Which leads me to my first real challenge of 2013: my PC needs a lot of love. It is still *wrong* from the formatting fiasco early last year and while I was able to make it workable through much of 2012, the lifespan of the misconfiguration is about done. I’ve gotten by for the last few weeks on a combination of portable devices, but I really need to figure out what to do with the desktop. I suspect that means a back-up, re-format and re-build, but I don’t have the confidence to do it myself and I’m feeling “once bitten, twice shy” about paying someone else. I suppose I just need to bite the bullet one way or the other. Until I do, audio work for the Flash Cast or anyone else is going to be complicated.
If you’ve been attention elsewhere, you know I’ve also been working on designing a game with my son. That’s been… interesting. I’m learning a lot about how he thinks, about collaboration, and about… myself. I want to do this with him, but he doesn’t want to do… well… much. He doesn’t want to write, just brainstorm. Which is fine, as far it goes, I suppose. But game writing is just that… writing. And a lot of it. So I need to take a different tact.
Part of that new direction is a new type of game, a game represented by The Cry of the Oppopanax. A mechanic not inspired by other people – using non-standard ‘dice’. I think I need to write up some rules and some setting and start running it for the boy, maybe others. I think CotO may be something like this blog. Something I’m doing for me and but something I’m doing in public.
One final note. During the end of 2012 and early into 2013, I did several crafting projects. The kids’ costumes for Con on the Cob (I’m particularly proud of the hammers of Kid Thunder). Props for the Sunday school Christmas Pageant (the gifts of the magi). Bottles of miracle dice. And most recently, a wall plaque for the Olivanders wands the family picked up on vacation.

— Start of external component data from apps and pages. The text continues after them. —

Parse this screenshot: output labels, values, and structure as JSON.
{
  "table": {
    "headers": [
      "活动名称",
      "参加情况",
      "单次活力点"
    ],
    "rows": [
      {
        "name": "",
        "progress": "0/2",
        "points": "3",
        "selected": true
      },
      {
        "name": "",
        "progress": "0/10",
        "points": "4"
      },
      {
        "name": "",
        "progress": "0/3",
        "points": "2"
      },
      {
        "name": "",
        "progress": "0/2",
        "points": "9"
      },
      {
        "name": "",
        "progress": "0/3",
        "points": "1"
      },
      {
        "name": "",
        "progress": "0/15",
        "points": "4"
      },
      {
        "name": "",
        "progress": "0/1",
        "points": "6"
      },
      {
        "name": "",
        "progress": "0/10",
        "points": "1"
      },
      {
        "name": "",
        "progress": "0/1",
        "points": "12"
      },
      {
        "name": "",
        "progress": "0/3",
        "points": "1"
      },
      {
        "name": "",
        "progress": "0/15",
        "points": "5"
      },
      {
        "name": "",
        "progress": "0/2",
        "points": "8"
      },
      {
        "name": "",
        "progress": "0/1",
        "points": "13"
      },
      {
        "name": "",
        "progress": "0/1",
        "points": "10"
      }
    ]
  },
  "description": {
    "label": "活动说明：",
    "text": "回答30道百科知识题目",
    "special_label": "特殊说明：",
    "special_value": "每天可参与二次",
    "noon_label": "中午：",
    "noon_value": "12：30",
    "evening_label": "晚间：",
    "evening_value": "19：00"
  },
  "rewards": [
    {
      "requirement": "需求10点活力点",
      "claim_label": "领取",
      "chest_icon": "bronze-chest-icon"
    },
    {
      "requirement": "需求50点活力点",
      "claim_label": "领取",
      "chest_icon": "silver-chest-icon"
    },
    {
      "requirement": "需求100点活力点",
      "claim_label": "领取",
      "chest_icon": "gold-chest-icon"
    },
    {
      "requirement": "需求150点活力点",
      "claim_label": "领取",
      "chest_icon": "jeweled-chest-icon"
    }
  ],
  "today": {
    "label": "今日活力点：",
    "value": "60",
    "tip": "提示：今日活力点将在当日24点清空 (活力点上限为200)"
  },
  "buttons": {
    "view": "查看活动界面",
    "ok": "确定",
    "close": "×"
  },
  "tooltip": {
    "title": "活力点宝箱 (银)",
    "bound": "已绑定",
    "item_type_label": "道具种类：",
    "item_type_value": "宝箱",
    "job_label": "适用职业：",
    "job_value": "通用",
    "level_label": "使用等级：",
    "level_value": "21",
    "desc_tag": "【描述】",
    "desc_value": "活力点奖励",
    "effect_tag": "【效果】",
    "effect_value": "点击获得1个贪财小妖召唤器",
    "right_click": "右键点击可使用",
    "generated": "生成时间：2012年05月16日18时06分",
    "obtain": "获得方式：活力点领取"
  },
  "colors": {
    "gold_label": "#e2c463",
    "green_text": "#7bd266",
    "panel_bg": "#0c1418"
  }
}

I realized, I really like what I’m calling crafting. It tends to be small scale and relatively inexpensive – which means I can do it more often than room re-designs. It gives me a physical something to look at when it’s done – my focus on crafting story-decks at work scratches that itch somewhat, but physical artifacts are more satisfying. And it’s somehow timeless. If the interwebz crash, if digital technology goes away, I can still make something. Something that might even be values by others. Something with an audience.
Which makes me realize something, something potentially very important. Cry of the Oppoponax essentially came out of a craft project. The challenge was to design a game that fit in a very specific size container – one that you can get at craft stores. The ‘dice’, the letter beads, that I choose for the mechanic, likewise from a craft store. There is something about physical artifacts. I know other game designers have explored this space – games built around specific artifacts, games that create artifacts – see Risk Legacy.
This may be something critical for me to explore in 2013. The fusion of game design, story-telling, and crafting. Many years ago, I postulated small boutique game studios analogous to custom surfboard shops. Maybe I need to dust this idea off, a bit more literally. Games about creating physical artifacts – games that are (unique) physical artifacts.
After all, the world ended in 2012 – maybe it’s time to make something new.